My name is Jerod, I am a professional classical composer, a dad and a grateful alcoholic. The reason I clarify this is, in my profession, it is entirely impossible for me to function while drinking. Although my drinking career was relatively short, this “cunning and baffling” monster took hold of me as significantly as any alcoholic.
I didn’t grow up drinking, nor was alcohol available to me as a child. Whenever I did drink as a young adult, it was extremely rare and I always became discouraged as soon as I felt any effects. I would be very relieved when I felt any type of buzz subside, so I didn’t drink.
Two and a half years ago, I discovered A Chance to Change by accident, while speaking to my doctor about prescribing Antabuse. At that time, I didn’t realize my drinking was a symptom of a much deeper and life-long set of pains.

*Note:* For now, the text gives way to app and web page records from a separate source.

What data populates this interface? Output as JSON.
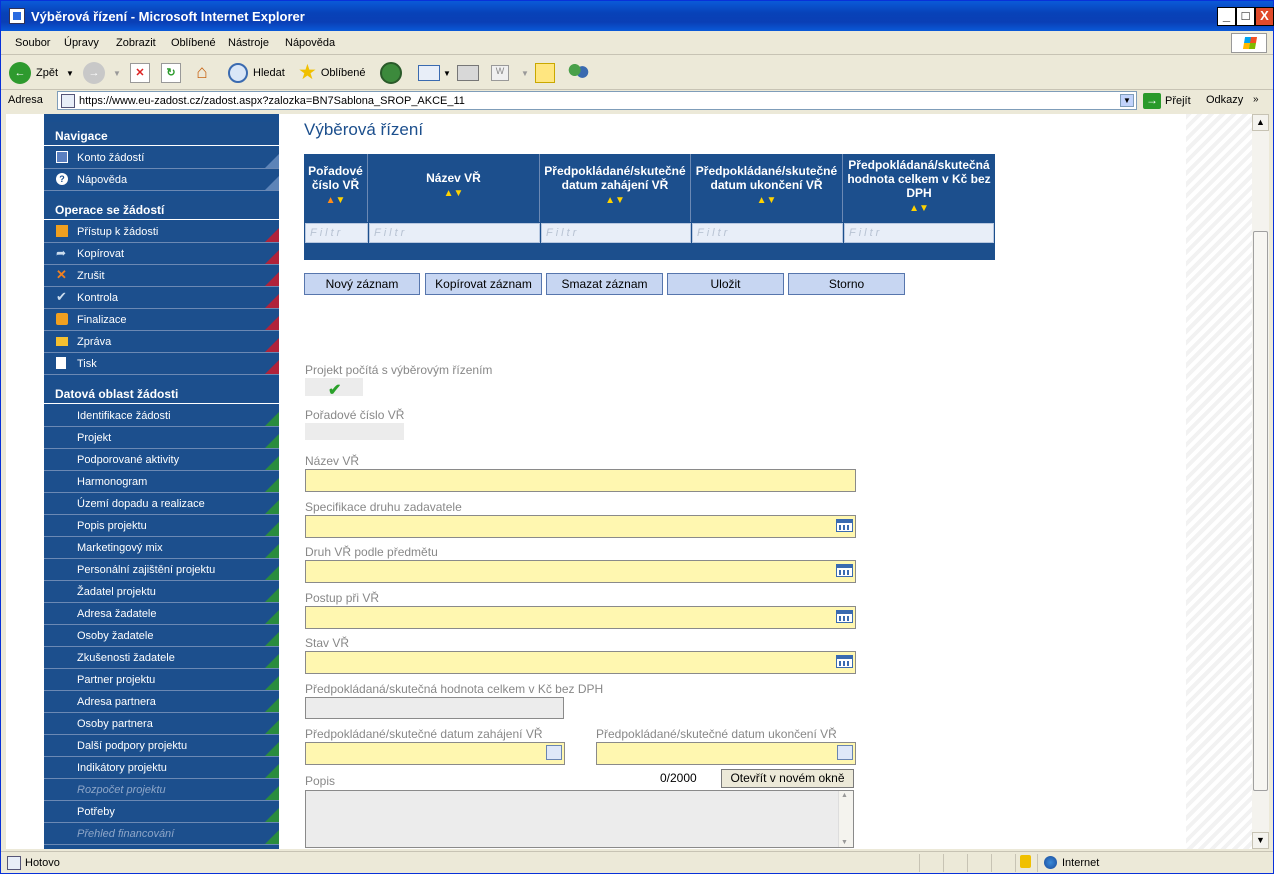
{
  "window": {
    "title": "Výběrová řízení - Microsoft Internet Explorer",
    "min_label": "_",
    "max_label": "□",
    "close_label": "X"
  },
  "menu": [
    "Soubor",
    "Úpravy",
    "Zobrazit",
    "Oblíbené",
    "Nástroje",
    "Nápověda"
  ],
  "toolbar": {
    "back": "Zpět",
    "search": "Hledat",
    "favorites": "Oblíbené"
  },
  "address": {
    "label": "Adresa",
    "url": "https://www.eu-zadost.cz/zadost.aspx?zalozka=BN7Sablona_SROP_AKCE_11",
    "go": "Přejít",
    "links": "Odkazy"
  },
  "sidebar": {
    "nav_header": "Navigace",
    "nav_items": [
      "Konto žádostí",
      "Nápověda"
    ],
    "ops_header": "Operace se žádostí",
    "ops_items": [
      "Přístup k žádosti",
      "Kopírovat",
      "Zrušit",
      "Kontrola",
      "Finalizace",
      "Zpráva",
      "Tisk"
    ],
    "data_header": "Datová oblast žádosti",
    "data_items": [
      "Identifikace žádosti",
      "Projekt",
      "Podporované aktivity",
      "Harmonogram",
      "Území dopadu a realizace",
      "Popis projektu",
      "Marketingový mix",
      "Personální zajištění projektu",
      "Žadatel projektu",
      "Adresa žadatele",
      "Osoby žadatele",
      "Zkušenosti žadatele",
      "Partner projektu",
      "Adresa partnera",
      "Osoby partnera",
      "Další podpory projektu",
      "Indikátory projektu",
      "Rozpočet projektu",
      "Potřeby",
      "Přehled financování"
    ]
  },
  "main": {
    "title": "Výběrová řízení",
    "grid": {
      "columns": [
        "Pořadové číslo VŘ",
        "Název VŘ",
        "Předpokládané/skutečné datum zahájení VŘ",
        "Předpokládané/skutečné datum ukončení VŘ",
        "Předpokládaná/skutečná hodnota celkem v Kč bez DPH"
      ],
      "filter_placeholder": "Filtr"
    },
    "buttons": {
      "new": "Nový záznam",
      "copy": "Kopírovat záznam",
      "delete": "Smazat záznam",
      "save": "Uložit",
      "cancel": "Storno"
    },
    "form": {
      "has_tender_label": "Projekt počítá s výběrovým řízením",
      "order_label": "Pořadové číslo VŘ",
      "name_label": "Název VŘ",
      "spec_label": "Specifikace druhu zadavatele",
      "kind_label": "Druh VŘ podle předmětu",
      "procedure_label": "Postup při VŘ",
      "state_label": "Stav VŘ",
      "value_label": "Předpokládaná/skutečná hodnota celkem v Kč bez DPH",
      "start_label": "Předpokládané/skutečné datum zahájení VŘ",
      "end_label": "Předpokládané/skutečné datum ukončení VŘ",
      "desc_label": "Popis",
      "desc_counter": "0/2000",
      "open_window": "Otevřít v novém okně"
    }
  },
  "status": {
    "text": "Hotovo",
    "zone": "Internet"
  }
}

In working with A Chance to Change, I became very confused; not because they were doing anything wrong. In fact, it was because they were doing everything right. My life started to reveal itself in a way that horrified me and I became terrified. In this journey of recovery, I had to face the reality that I was in a marriage that was going to fail, no matter what I did wrong or right, and my drinking was out of control. So, again, I tried a series of attempts to buckle down and stop drinking. I felt I could simply will myself into a better condition.

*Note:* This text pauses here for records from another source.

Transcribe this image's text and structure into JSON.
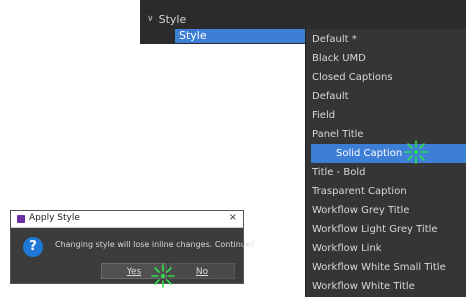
{
  "property_panel": {
    "section_label": "Style",
    "field_value": "Style"
  },
  "style_dropdown": {
    "options": [
      "Default *",
      "Black UMD",
      "Closed Captions",
      "Default",
      "Field",
      "Panel Title",
      "Solid Caption",
      "Title - Bold",
      "Trasparent Caption",
      "Workflow Grey Title",
      "Workflow Light Grey Title",
      "Workflow Link",
      "Workflow White Small Title",
      "Workflow White Title"
    ],
    "selected_index": 6
  },
  "dialog": {
    "title": "Apply Style",
    "close": "×",
    "icon_glyph": "?",
    "message": "Changing style will lose inline changes. Continue?",
    "yes_label": "Yes",
    "no_label": "No"
  },
  "colors": {
    "selection": "#3d7fd6",
    "click_marker": "#2fe04a"
  }
}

I had succeeded in abstaining long enough to complete a symphonic commission, only to binge immediately after a concert premiere. Eventually, my internal pain became so great that I couldn’t tell the difference between taking a break from drinking or being sober. It all felt the same. After my final drunk, I stopped the train, called my therapist, all my friends and family and then admitted myself into rehab. I knew this had to end or it would kill me.
I removed myself from my house, moved in with a friend for a weekend, then moved in with my parents before checking into rehab for three weeks. In rehab everything I was learning from A Chance to Change came together. It all made sense and I could finally see the support I had. I anchored myself to the life support system my ACTC therapists had so patiently and consistently provided and they became my unshakable foundation.

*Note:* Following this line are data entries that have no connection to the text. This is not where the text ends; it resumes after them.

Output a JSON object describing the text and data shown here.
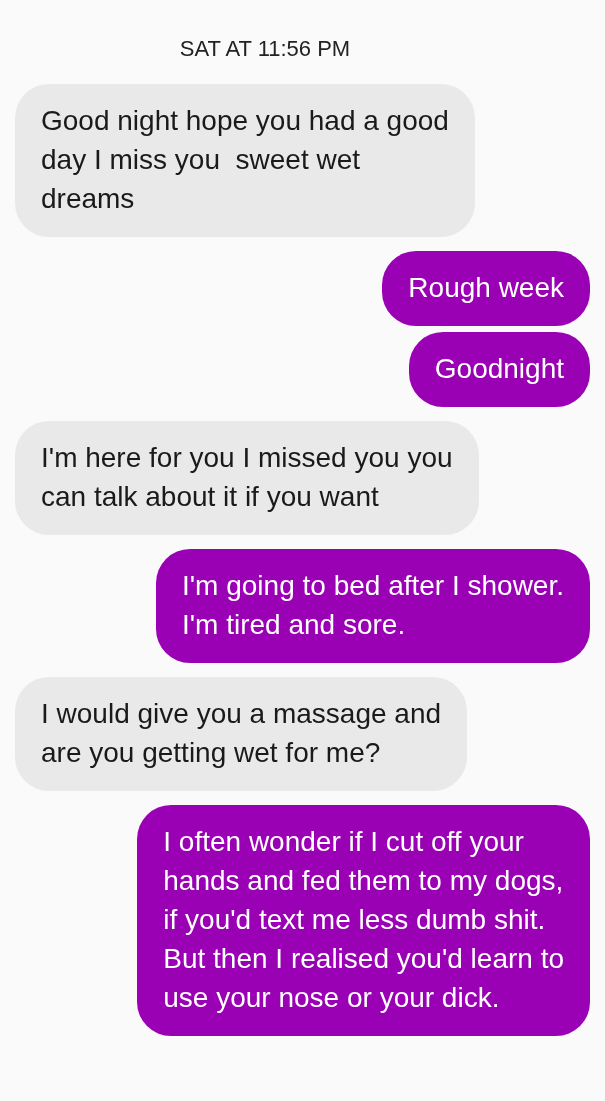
{
  "timestamp": "SAT AT 11:56 PM",
  "messages": [
    {
      "kind": "received",
      "text": "Good night hope you had a good\nday I miss you  sweet wet\ndreams"
    },
    {
      "kind": "sent",
      "text": "Rough week"
    },
    {
      "kind": "sent",
      "text": "Goodnight"
    },
    {
      "kind": "received",
      "text": "I'm here for you I missed you you\ncan talk about it if you want"
    },
    {
      "kind": "sent",
      "text": "I'm going to bed after I shower.\nI'm tired and sore."
    },
    {
      "kind": "received",
      "text": "I would give you a massage and\nare you getting wet for me?"
    },
    {
      "kind": "sent",
      "text": "I often wonder if I cut off your\nhands and fed them to my dogs,\nif you'd text me less dumb shit.\nBut then I realised you'd learn to\nuse your nose or your dick."
    }
  ]
}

I had a profound spiritual and psychic awakening that completely opened me up and I dove right in. Instead of fighting shame for being an alcoholic, I found pure liberation in embracing the truth. I began my commitment of 90 meetings in 90 days, and I have not stopped stopped.
I can say, with absolute clarity, that A Chance to Change is the reason I made it through all of this. Now, I have the joy of addressing the hard and deep life work. Alcohol was a symptom of larger issues and I can honestly say, that I prefer this challenging and meaningful journey.
I will soon celebrate one year of sobriety and had a premiere performance with the Oklahoma City Philharmonic. My son, family, ex-wife and many members of my AA community were there to enjoy my success. Now on to chapter two…